#### [ACTION ITEM]
Since the copy must match the original, write out each record word for word, skipping only the pictures.

#### [STUDY MATERIAL]

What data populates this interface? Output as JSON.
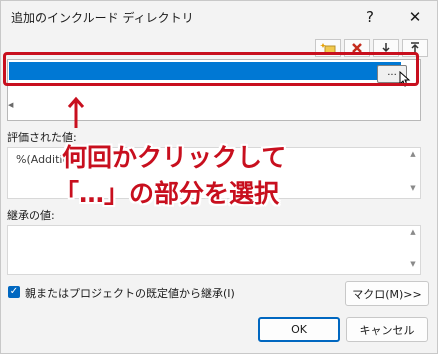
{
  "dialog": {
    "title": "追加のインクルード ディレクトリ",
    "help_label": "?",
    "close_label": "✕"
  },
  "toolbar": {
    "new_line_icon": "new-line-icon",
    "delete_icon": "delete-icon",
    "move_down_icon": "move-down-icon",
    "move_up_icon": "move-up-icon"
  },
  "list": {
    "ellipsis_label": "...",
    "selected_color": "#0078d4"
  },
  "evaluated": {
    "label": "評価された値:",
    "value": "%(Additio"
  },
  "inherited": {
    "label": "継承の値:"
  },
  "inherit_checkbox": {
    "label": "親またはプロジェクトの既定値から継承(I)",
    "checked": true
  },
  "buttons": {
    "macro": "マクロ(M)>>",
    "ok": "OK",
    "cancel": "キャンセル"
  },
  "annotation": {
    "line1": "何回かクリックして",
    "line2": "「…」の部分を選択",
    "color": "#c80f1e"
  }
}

#### [EXERCISE SOLUTION]
What data populates this interface? Output as JSON.
{
  "dialog": {
    "title": "追加のインクルード ディレクトリ",
    "help_label": "?",
    "close_label": "✕"
  },
  "toolbar": {
    "new_line_icon": "new-line-icon",
    "delete_icon": "delete-icon",
    "move_down_icon": "move-down-icon",
    "move_up_icon": "move-up-icon"
  },
  "list": {
    "ellipsis_label": "...",
    "selected_color": "#0078d4"
  },
  "evaluated": {
    "label": "評価された値:",
    "value": "%(Additio"
  },
  "inherited": {
    "label": "継承の値:"
  },
  "inherit_checkbox": {
    "label": "親またはプロジェクトの既定値から継承(I)",
    "checked": true
  },
  "buttons": {
    "macro": "マクロ(M)>>",
    "ok": "OK",
    "cancel": "キャンセル"
  },
  "annotation": {
    "line1": "何回かクリックして",
    "line2": "「…」の部分を選択",
    "color": "#c80f1e"
  }
}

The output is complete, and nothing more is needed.